The biggest majority have the same attitude to trading they have to gambling in casinos. They have neither strategy, nor money management rules. They expect to win the same way they expect to win in the game of roulette. No wonder they lose the same way gamblers do at the casinos.
Stop chasing thrills and start following logic that is based on serious analysis, pattern and tendency recognition and development of personal character features such as patience and self control. This will take you out of the gambling league.
Trying to recoup losses will increase your losses
This works not only in trading but in many other areas of life. A sportsman having made a mistake will try to repair it at once and he will usually make another one in the process. This is not the way losses have to be handled.
You have to admit to yourself that you have made a mistake. This does not mean blaming yourself for that. Just admitting! Take some time off and do not trade. Rethink your positions and mistakes and see how you could have traded differently. If you followed your system and it was simply bad luck, go on doing what you know you have to do. If not, tell yourself you will do better next time and be more attentive in the areas where you are the weakest. If it is overtrading, watch your emotions and avoid giving in to thrills of trading. If it’s impatience tell yourself that you are here for doing business, not for entertainment and gambling. When you open your charts you can tell yourself that you do not have to trade today, but you have to wait for opportunities. This may help. It helps to me!

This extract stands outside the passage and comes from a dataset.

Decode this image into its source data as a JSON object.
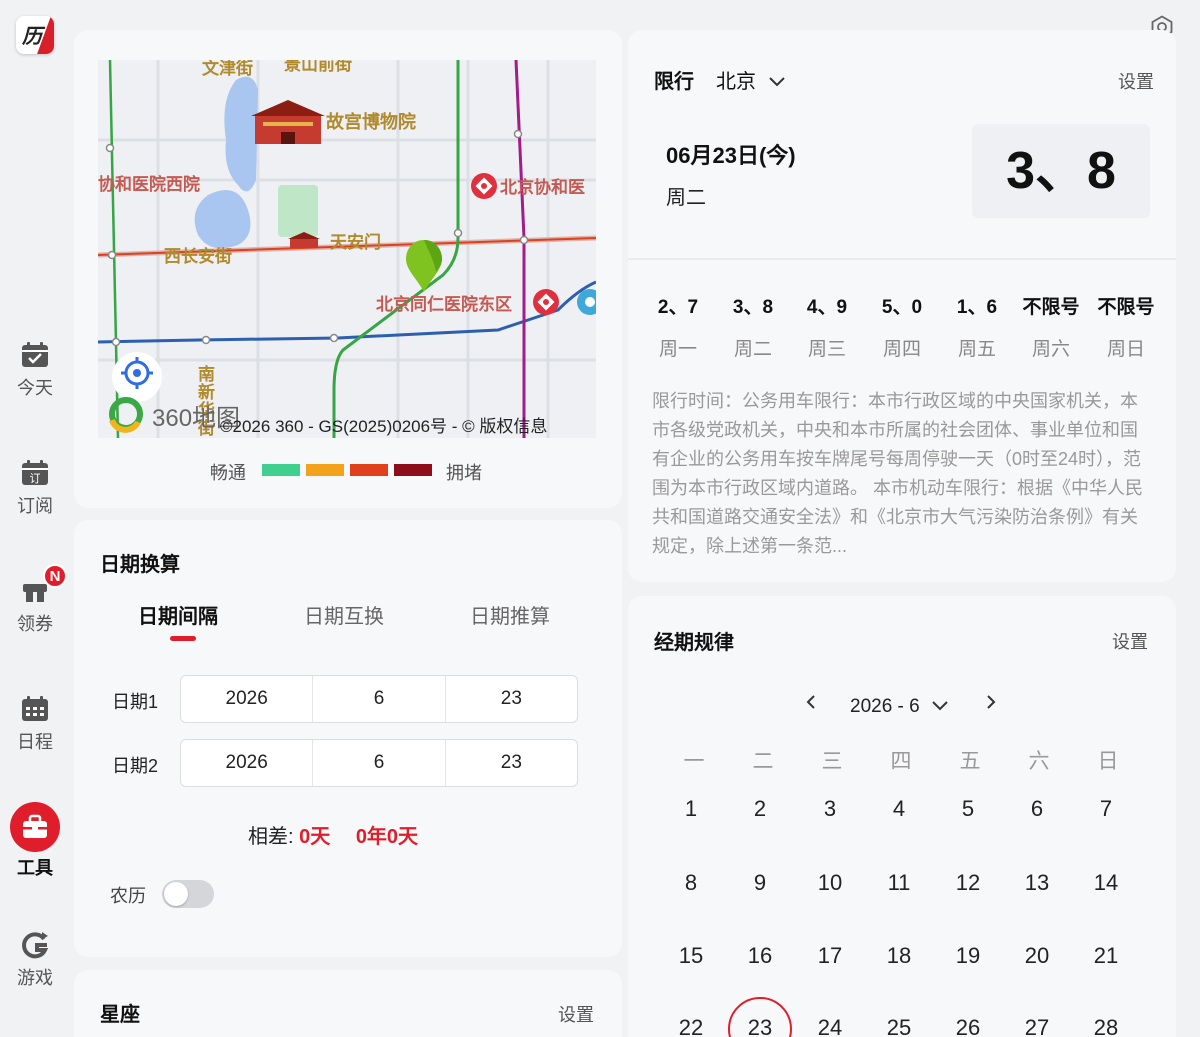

Fighting the market is like trying to push the Everest with bare hands
Traders often do this. It is especially true when huge trends start. Somehow they expect to see a reversal any minute. And they take a position. And they losses keep on growing (if they do not place stops). Do not fight the market and do not tell it what it has to do. It will not listen to you. And the bad news is… it is stronger than you. So why fight with it? It is pointless. You will prove nothing to nobody.
It is better to go in the same direction market goes. And move your stops. If it goes against you, close your position. Be smart! Save your capital for better times. They will come.
Blaming others will keep you in self deception and habit of repeating the same mistakes
Traders blame market regulators, politicians, bad news, bad days, other traders and a lot of other things and people, but by doing this they fail to improve their trading results and continue making the same mistakes. Nobody is guilty if you make a bad trade, except yourself. So, take responsibility for your mistakes and continue learning and changing what has to be changed.
There are reasons why some traders succeed and others fail. If you took an interest in the topic you would find out that successful traders do not blame others. They learn from their mistakes and go on to become great traders that generations of newbie traders learn from. Do not waste your time by searching for reasons of your poor trading results somewhere outside yourself. The sooner you do it the faster you can become a ‘dream team trader’.
You see how many psychological things impact our trading results. One has to work on the issues to improve one’s profit/loss ratio and it does not happen fast. As any trade this business involves a lot of learning, practice, experience and will power to stay when things get tough. A lot of traders quit and never see real success and money. Only those that continue can expect to become real pros in the field.
Hope the article was helpful. If it was I would be grateful if you tweeted it, liked on Facebook or any other social media. Thanks for reading.
Trading financial markets carries a high level of risk, and may not be suitable for all investors. All information on the blog http://trend0.blogspot.com/ is of educational nature and cannot be considered as advice, recommendation or signals to trade in any financial markets.